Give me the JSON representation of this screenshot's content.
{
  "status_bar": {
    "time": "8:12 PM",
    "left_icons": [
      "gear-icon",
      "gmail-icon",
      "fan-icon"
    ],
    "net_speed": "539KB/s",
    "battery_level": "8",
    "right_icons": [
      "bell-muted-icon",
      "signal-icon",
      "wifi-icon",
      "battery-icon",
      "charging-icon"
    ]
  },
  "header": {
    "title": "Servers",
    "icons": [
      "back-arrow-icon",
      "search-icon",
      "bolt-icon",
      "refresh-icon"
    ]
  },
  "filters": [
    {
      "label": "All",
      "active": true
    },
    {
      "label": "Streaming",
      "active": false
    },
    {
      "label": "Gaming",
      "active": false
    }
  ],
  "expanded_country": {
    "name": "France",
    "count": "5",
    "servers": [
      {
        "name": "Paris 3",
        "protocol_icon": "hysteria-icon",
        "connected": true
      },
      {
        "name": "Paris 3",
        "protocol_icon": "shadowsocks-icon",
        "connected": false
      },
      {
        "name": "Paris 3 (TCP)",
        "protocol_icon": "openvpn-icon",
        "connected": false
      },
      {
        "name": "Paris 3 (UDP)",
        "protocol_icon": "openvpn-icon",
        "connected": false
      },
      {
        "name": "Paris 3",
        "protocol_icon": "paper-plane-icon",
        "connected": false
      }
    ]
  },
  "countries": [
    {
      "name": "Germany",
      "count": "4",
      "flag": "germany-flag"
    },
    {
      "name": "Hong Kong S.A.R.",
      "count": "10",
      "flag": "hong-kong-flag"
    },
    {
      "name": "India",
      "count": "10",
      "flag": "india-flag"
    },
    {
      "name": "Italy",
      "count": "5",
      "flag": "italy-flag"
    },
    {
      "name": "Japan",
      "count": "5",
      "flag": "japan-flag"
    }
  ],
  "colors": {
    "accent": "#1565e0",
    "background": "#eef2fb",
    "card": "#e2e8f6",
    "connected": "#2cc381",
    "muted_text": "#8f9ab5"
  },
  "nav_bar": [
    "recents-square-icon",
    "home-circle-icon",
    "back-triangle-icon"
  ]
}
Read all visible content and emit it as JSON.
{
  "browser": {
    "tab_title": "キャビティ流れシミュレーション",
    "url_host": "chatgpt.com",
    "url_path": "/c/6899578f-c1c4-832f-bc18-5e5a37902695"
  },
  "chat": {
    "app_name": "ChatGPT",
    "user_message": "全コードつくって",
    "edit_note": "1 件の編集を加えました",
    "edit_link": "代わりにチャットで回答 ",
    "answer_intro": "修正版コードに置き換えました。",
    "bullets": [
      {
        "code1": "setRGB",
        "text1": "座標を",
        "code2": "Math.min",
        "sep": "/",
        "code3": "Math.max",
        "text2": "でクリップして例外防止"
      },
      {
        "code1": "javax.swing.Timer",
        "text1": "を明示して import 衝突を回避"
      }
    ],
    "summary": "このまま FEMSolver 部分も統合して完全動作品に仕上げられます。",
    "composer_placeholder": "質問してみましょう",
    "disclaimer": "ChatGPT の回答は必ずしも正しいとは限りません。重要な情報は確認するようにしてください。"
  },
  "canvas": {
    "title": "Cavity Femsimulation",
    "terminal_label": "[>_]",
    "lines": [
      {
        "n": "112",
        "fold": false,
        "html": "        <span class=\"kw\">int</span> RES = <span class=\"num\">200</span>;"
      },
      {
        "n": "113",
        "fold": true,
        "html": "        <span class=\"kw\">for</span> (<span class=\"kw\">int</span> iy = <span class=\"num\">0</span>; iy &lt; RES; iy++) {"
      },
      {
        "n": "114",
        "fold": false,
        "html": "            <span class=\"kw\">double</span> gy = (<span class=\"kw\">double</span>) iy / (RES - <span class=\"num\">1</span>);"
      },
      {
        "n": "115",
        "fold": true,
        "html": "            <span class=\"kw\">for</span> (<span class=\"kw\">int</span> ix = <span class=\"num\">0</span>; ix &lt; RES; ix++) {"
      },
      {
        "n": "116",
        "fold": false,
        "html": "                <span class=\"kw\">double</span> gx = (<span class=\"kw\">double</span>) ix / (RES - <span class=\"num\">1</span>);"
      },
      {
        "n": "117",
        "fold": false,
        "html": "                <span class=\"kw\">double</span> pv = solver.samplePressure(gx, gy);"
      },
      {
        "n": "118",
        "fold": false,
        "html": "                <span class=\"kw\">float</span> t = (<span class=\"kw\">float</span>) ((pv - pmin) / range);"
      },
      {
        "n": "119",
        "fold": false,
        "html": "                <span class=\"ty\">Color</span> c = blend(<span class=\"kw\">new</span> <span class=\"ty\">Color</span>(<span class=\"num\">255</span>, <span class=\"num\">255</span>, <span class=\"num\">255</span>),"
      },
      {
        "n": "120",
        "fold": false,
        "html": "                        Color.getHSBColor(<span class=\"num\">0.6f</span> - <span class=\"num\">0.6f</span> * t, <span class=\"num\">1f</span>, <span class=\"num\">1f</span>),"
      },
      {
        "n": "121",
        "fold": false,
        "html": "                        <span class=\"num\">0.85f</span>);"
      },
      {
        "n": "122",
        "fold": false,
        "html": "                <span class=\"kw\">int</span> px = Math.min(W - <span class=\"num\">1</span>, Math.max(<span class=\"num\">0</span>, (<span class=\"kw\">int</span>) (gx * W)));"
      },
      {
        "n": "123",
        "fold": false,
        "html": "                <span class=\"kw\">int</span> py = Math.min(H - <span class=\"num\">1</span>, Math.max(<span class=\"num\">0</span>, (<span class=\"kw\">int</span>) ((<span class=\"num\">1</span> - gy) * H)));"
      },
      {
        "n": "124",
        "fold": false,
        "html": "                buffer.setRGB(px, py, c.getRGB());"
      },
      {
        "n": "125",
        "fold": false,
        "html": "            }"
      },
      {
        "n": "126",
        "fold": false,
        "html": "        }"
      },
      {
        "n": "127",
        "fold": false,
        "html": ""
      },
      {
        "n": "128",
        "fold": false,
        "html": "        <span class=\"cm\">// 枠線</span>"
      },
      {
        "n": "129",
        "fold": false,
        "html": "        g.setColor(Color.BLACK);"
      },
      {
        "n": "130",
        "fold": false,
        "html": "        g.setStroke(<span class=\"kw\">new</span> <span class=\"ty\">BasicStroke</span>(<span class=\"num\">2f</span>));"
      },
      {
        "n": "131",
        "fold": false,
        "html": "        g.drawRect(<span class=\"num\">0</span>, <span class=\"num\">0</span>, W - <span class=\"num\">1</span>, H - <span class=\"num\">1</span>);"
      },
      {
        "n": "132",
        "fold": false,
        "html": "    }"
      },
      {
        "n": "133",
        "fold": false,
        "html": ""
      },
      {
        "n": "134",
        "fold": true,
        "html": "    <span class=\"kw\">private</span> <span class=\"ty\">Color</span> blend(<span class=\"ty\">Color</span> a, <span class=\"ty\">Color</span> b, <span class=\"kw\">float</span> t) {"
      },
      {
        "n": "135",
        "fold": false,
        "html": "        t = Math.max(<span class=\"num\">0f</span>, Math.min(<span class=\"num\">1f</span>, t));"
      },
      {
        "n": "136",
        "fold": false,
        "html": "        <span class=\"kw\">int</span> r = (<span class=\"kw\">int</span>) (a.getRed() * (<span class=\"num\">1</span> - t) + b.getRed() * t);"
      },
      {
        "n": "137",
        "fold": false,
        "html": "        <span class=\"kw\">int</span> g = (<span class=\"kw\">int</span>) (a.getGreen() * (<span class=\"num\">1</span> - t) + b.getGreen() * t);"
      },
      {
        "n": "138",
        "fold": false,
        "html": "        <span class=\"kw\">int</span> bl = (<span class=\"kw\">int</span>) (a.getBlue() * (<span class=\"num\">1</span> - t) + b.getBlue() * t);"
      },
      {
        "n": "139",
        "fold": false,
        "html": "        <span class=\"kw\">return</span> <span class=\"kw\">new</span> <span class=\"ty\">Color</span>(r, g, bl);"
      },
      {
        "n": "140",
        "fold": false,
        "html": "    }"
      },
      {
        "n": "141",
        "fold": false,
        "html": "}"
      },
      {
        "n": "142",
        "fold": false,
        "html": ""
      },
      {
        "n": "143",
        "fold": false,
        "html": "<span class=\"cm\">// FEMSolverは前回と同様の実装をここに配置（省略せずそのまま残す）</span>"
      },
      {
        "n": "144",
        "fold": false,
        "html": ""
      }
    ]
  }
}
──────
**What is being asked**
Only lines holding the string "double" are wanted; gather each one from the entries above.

**Output for this exercise**
        "html": "            <span class=\"kw\">double</span> gy = (<span class=\"kw\">double</span>) iy / (RES - <span class=\"num\">1</span>);"
        "html": "                <span class=\"kw\">double</span> gx = (<span class=\"kw\">double</span>) ix / (RES - <span class=\"num\">1</span>);"
        "html": "                <span class=\"kw\">double</span> pv = solver.samplePressure(gx, gy);"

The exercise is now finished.